_Your objective_
The expected copy holds every entry exactly and none of the pictures.

── Given data ──

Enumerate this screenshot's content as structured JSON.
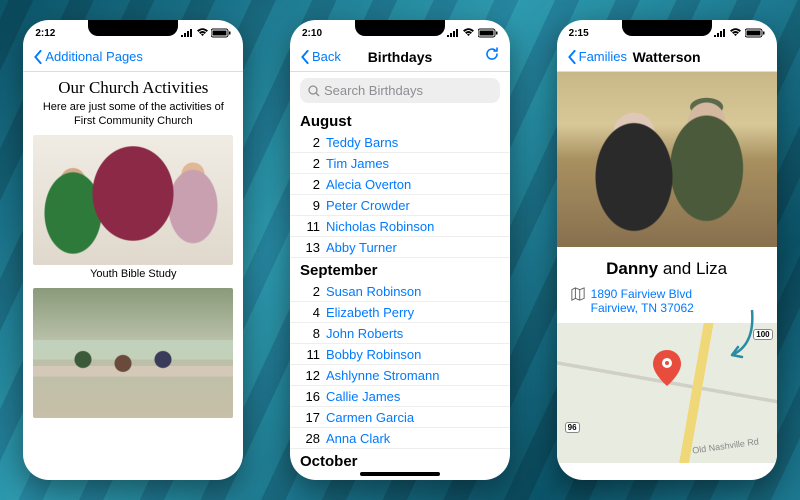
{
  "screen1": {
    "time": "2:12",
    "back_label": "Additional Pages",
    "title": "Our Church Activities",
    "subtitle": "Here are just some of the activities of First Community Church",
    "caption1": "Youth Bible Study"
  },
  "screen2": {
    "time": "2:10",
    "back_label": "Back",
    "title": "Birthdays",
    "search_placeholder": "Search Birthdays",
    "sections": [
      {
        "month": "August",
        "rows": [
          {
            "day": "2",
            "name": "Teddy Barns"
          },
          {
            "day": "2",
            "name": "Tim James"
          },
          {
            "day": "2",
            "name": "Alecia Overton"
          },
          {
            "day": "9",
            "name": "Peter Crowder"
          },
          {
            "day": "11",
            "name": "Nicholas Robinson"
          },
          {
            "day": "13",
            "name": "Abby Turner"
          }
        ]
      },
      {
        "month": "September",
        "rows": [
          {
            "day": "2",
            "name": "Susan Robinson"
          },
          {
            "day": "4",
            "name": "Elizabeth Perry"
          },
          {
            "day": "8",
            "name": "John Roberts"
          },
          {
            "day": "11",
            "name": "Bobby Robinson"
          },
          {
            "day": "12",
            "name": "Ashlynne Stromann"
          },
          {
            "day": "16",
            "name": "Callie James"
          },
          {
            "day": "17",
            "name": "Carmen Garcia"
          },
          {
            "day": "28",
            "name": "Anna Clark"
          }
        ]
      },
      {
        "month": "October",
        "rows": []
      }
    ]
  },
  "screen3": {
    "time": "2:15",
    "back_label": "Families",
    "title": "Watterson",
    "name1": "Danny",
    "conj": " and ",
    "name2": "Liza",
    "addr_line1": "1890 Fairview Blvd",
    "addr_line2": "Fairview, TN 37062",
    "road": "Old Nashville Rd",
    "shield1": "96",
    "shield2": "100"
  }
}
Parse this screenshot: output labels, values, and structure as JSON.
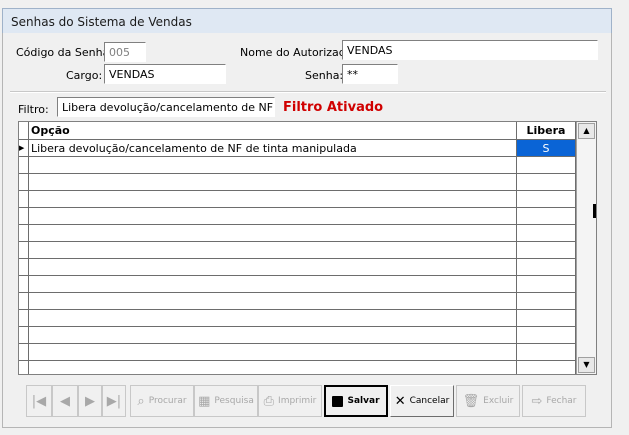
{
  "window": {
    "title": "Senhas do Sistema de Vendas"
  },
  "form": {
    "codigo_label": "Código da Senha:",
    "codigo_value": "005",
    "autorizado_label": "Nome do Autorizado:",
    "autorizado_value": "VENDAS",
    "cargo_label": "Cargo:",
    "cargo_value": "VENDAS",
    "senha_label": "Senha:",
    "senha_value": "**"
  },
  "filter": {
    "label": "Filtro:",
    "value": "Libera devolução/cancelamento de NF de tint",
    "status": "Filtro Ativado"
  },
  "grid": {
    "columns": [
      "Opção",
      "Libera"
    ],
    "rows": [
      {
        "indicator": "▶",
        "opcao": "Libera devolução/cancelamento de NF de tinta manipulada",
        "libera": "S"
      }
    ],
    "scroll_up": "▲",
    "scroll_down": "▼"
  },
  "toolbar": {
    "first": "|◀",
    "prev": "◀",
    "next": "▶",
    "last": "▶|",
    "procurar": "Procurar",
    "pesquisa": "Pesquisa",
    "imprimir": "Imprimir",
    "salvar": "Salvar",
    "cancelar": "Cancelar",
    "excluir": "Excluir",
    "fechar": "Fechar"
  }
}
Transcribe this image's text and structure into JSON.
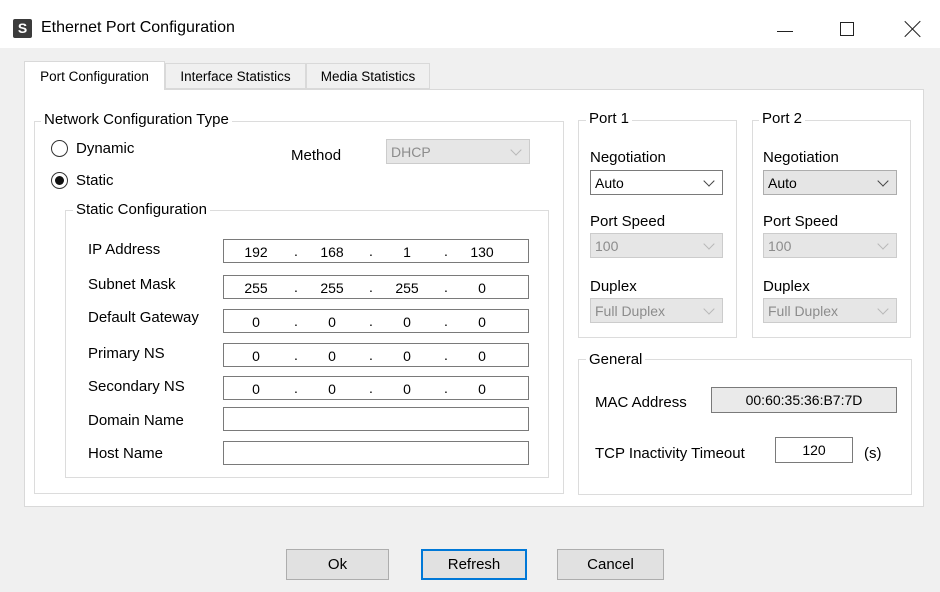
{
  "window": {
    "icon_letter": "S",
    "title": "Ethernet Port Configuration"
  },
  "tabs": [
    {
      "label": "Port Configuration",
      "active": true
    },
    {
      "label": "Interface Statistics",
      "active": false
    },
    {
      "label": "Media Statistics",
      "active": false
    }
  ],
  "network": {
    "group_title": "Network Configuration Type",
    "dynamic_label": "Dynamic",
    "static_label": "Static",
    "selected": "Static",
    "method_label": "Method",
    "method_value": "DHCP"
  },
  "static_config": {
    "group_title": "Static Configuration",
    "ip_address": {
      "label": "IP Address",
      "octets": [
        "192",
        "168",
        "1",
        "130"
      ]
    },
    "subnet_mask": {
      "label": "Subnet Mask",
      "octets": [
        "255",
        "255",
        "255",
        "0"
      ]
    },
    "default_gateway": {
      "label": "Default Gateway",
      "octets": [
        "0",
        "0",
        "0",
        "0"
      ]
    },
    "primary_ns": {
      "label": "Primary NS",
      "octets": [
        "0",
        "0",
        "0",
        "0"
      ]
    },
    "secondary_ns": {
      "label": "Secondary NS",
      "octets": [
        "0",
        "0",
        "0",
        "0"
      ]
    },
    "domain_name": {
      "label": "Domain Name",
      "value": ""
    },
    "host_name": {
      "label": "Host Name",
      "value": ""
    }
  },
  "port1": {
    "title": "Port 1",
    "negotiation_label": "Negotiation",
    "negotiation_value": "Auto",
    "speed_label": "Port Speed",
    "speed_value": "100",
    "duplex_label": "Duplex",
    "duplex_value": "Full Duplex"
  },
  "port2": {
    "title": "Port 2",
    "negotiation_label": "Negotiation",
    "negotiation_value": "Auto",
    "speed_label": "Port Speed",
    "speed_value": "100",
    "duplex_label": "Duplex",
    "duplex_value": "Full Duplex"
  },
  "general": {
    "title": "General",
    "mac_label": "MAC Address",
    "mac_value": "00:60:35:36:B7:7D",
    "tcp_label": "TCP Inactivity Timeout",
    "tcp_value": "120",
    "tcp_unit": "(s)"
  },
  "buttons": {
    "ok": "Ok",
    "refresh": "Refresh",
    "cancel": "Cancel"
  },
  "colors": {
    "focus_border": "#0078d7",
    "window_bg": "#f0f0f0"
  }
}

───

_Reply to the task_
Enumerate this screenshot's content as structured JSON.
{
  "screen1": {
    "time": "2:12",
    "back_label": "Additional Pages",
    "title": "Our Church Activities",
    "subtitle": "Here are just some of the activities of First Community Church",
    "caption1": "Youth Bible Study"
  },
  "screen2": {
    "time": "2:10",
    "back_label": "Back",
    "title": "Birthdays",
    "search_placeholder": "Search Birthdays",
    "sections": [
      {
        "month": "August",
        "rows": [
          {
            "day": "2",
            "name": "Teddy Barns"
          },
          {
            "day": "2",
            "name": "Tim James"
          },
          {
            "day": "2",
            "name": "Alecia Overton"
          },
          {
            "day": "9",
            "name": "Peter Crowder"
          },
          {
            "day": "11",
            "name": "Nicholas Robinson"
          },
          {
            "day": "13",
            "name": "Abby Turner"
          }
        ]
      },
      {
        "month": "September",
        "rows": [
          {
            "day": "2",
            "name": "Susan Robinson"
          },
          {
            "day": "4",
            "name": "Elizabeth Perry"
          },
          {
            "day": "8",
            "name": "John Roberts"
          },
          {
            "day": "11",
            "name": "Bobby Robinson"
          },
          {
            "day": "12",
            "name": "Ashlynne Stromann"
          },
          {
            "day": "16",
            "name": "Callie James"
          },
          {
            "day": "17",
            "name": "Carmen Garcia"
          },
          {
            "day": "28",
            "name": "Anna Clark"
          }
        ]
      },
      {
        "month": "October",
        "rows": []
      }
    ]
  },
  "screen3": {
    "time": "2:15",
    "back_label": "Families",
    "title": "Watterson",
    "name1": "Danny",
    "conj": " and ",
    "name2": "Liza",
    "addr_line1": "1890 Fairview Blvd",
    "addr_line2": "Fairview, TN 37062",
    "road": "Old Nashville Rd",
    "shield1": "96",
    "shield2": "100"
  }
}
Parse this screenshot: output labels, values, and structure as JSON.
{
  "window": {
    "title": "Senhas do Sistema de Vendas"
  },
  "form": {
    "codigo_label": "Código da Senha:",
    "codigo_value": "005",
    "autorizado_label": "Nome do Autorizado:",
    "autorizado_value": "VENDAS",
    "cargo_label": "Cargo:",
    "cargo_value": "VENDAS",
    "senha_label": "Senha:",
    "senha_value": "**"
  },
  "filter": {
    "label": "Filtro:",
    "value": "Libera devolução/cancelamento de NF de tint",
    "status": "Filtro Ativado"
  },
  "grid": {
    "columns": [
      "Opção",
      "Libera"
    ],
    "rows": [
      {
        "indicator": "▶",
        "opcao": "Libera devolução/cancelamento de NF de tinta manipulada",
        "libera": "S"
      }
    ],
    "scroll_up": "▲",
    "scroll_down": "▼"
  },
  "toolbar": {
    "first": "|◀",
    "prev": "◀",
    "next": "▶",
    "last": "▶|",
    "procurar": "Procurar",
    "pesquisa": "Pesquisa",
    "imprimir": "Imprimir",
    "salvar": "Salvar",
    "cancelar": "Cancelar",
    "excluir": "Excluir",
    "fechar": "Fechar"
  }
}
Transcribe this image's text and structure into JSON.
{
  "window": {
    "icon_letter": "S",
    "title": "Ethernet Port Configuration"
  },
  "tabs": [
    {
      "label": "Port Configuration",
      "active": true
    },
    {
      "label": "Interface Statistics",
      "active": false
    },
    {
      "label": "Media Statistics",
      "active": false
    }
  ],
  "network": {
    "group_title": "Network Configuration Type",
    "dynamic_label": "Dynamic",
    "static_label": "Static",
    "selected": "Static",
    "method_label": "Method",
    "method_value": "DHCP"
  },
  "static_config": {
    "group_title": "Static Configuration",
    "ip_address": {
      "label": "IP Address",
      "octets": [
        "192",
        "168",
        "1",
        "130"
      ]
    },
    "subnet_mask": {
      "label": "Subnet Mask",
      "octets": [
        "255",
        "255",
        "255",
        "0"
      ]
    },
    "default_gateway": {
      "label": "Default Gateway",
      "octets": [
        "0",
        "0",
        "0",
        "0"
      ]
    },
    "primary_ns": {
      "label": "Primary NS",
      "octets": [
        "0",
        "0",
        "0",
        "0"
      ]
    },
    "secondary_ns": {
      "label": "Secondary NS",
      "octets": [
        "0",
        "0",
        "0",
        "0"
      ]
    },
    "domain_name": {
      "label": "Domain Name",
      "value": ""
    },
    "host_name": {
      "label": "Host Name",
      "value": ""
    }
  },
  "port1": {
    "title": "Port 1",
    "negotiation_label": "Negotiation",
    "negotiation_value": "Auto",
    "speed_label": "Port Speed",
    "speed_value": "100",
    "duplex_label": "Duplex",
    "duplex_value": "Full Duplex"
  },
  "port2": {
    "title": "Port 2",
    "negotiation_label": "Negotiation",
    "negotiation_value": "Auto",
    "speed_label": "Port Speed",
    "speed_value": "100",
    "duplex_label": "Duplex",
    "duplex_value": "Full Duplex"
  },
  "general": {
    "title": "General",
    "mac_label": "MAC Address",
    "mac_value": "00:60:35:36:B7:7D",
    "tcp_label": "TCP Inactivity Timeout",
    "tcp_value": "120",
    "tcp_unit": "(s)"
  },
  "buttons": {
    "ok": "Ok",
    "refresh": "Refresh",
    "cancel": "Cancel"
  },
  "colors": {
    "focus_border": "#0078d7",
    "window_bg": "#f0f0f0"
  }
}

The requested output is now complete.